- EU antitrust chief Margrethe Vestager comments on Bloomberg TV
- U.S. officials have criticized EU over Apple back-tax order
Margrethe Vestager, the European Union competition chief, said there was a “clash of understanding” with the U.S. Treasury over her order for Apple Inc. to pay as much as 13 billion euros ($14.5 billion) in back taxes.
"We will continue to disagree on this decision also because we have very very different legal traditions," Vestager told Bloomberg TV in an interview in New York on Wednesday. "I do hope we will stay on the same page" on efforts to curb global tax evasion.
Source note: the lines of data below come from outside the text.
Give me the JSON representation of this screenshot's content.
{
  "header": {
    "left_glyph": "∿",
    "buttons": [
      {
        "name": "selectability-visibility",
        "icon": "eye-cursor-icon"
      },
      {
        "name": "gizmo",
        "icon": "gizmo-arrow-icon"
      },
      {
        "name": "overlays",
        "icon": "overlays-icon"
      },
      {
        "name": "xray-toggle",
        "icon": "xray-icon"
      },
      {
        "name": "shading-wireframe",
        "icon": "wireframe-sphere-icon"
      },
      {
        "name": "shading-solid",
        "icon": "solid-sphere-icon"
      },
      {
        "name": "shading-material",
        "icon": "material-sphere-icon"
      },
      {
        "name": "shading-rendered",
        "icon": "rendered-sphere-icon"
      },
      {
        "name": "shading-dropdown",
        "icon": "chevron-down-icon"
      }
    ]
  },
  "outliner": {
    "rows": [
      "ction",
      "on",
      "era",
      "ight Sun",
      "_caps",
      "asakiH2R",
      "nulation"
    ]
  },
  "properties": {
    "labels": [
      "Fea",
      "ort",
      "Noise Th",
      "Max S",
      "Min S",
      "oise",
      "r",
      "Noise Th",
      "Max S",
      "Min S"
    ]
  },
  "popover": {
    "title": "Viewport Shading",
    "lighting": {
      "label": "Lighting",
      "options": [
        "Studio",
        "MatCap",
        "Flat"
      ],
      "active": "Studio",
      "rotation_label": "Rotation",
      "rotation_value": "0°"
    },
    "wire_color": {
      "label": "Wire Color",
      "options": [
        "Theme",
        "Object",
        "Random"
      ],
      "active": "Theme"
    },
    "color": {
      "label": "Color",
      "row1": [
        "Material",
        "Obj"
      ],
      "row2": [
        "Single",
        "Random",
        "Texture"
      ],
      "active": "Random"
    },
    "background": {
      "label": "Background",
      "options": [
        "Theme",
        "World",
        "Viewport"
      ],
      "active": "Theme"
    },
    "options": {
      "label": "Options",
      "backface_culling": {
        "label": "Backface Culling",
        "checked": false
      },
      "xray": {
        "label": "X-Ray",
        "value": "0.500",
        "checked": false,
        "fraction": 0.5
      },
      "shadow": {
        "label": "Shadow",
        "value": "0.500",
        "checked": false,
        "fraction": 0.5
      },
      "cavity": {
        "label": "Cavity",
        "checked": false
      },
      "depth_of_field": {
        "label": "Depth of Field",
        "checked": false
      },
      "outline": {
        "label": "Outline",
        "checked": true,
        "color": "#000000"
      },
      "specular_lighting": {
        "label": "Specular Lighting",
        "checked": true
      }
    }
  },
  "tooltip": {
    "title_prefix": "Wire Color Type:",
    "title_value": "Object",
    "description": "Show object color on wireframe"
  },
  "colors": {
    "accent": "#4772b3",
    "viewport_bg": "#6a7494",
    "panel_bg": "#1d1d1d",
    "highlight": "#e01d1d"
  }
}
The Treasury criticized the European Commission and its tax investigations ahead of the Apple ruling last month, saying the EU was making itself a "supra-national tax authority" that could threaten global tax reform efforts.
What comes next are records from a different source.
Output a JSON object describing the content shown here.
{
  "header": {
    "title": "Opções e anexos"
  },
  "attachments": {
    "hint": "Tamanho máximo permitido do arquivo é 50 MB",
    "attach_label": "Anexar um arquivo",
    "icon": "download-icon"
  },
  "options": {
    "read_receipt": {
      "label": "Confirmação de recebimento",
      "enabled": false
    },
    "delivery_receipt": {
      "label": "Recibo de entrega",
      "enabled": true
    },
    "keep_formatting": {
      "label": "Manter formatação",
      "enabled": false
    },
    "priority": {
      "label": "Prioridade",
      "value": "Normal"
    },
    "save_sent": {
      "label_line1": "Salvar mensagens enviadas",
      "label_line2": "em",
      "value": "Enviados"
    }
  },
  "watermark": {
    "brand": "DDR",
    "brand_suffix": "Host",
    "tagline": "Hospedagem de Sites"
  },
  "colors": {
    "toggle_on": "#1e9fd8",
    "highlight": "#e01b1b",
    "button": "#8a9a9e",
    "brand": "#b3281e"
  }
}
Vestager rejected that criticism on Wednesday, saying she’s merely enforcing subsidy rules that prevent one European country giving sweetheart tax deals not available to all.
The EU says Ireland granted tax rulings to Apple that reduced its effective corporate tax rate to as little as 0.005 percent in 2014.
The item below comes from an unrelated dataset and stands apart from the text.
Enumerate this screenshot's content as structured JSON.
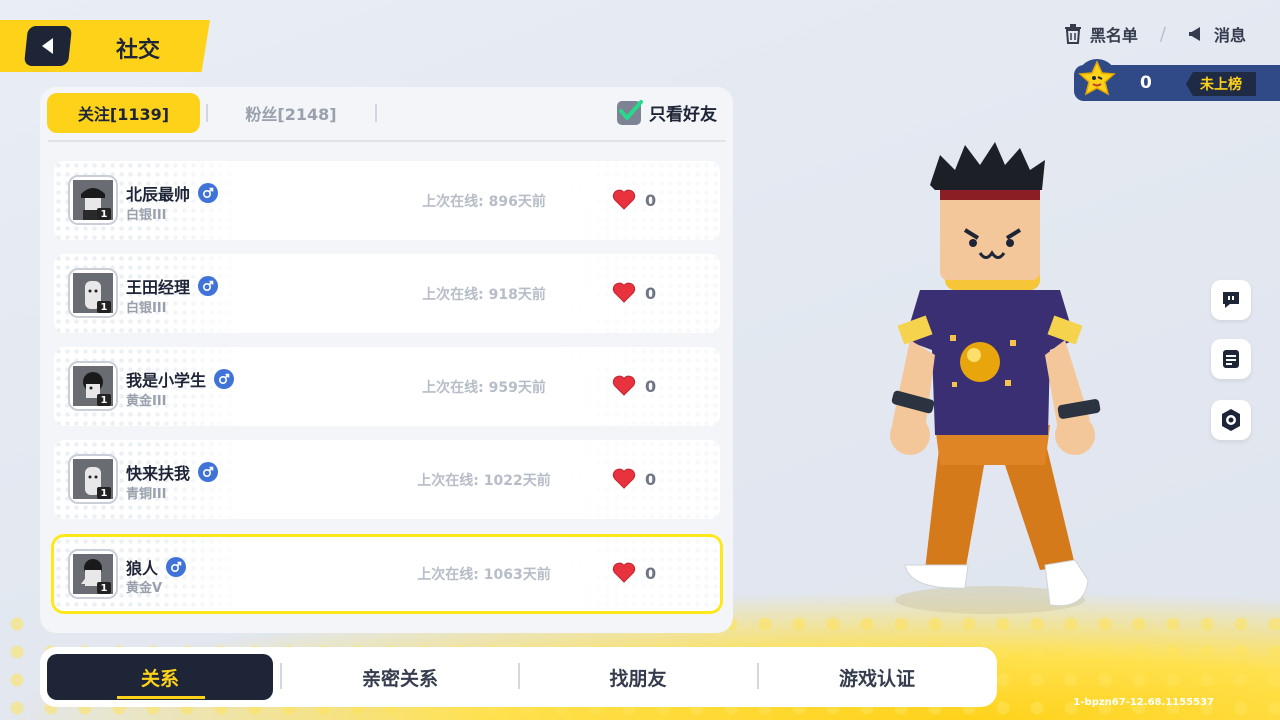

Apple’s chief executive officer Tim Cook blasted the EU order as "total political crap," in an interview with the Irish Independent. The company’s chief financial officer Luca Maestri called the 0.005 percent rate "a completely made-up number."
"The size of the unpaid taxes is a reflection of the size of Apple" and its success, Vestager said. Talks with the company ahead of the decision were "frank," she said. Most contact was with Ireland, which was the focus of the state aid probe because it granted the tax rulings. Discussions with the Irish were "constructive and open" and the government was accommodating to EU investigators, she said.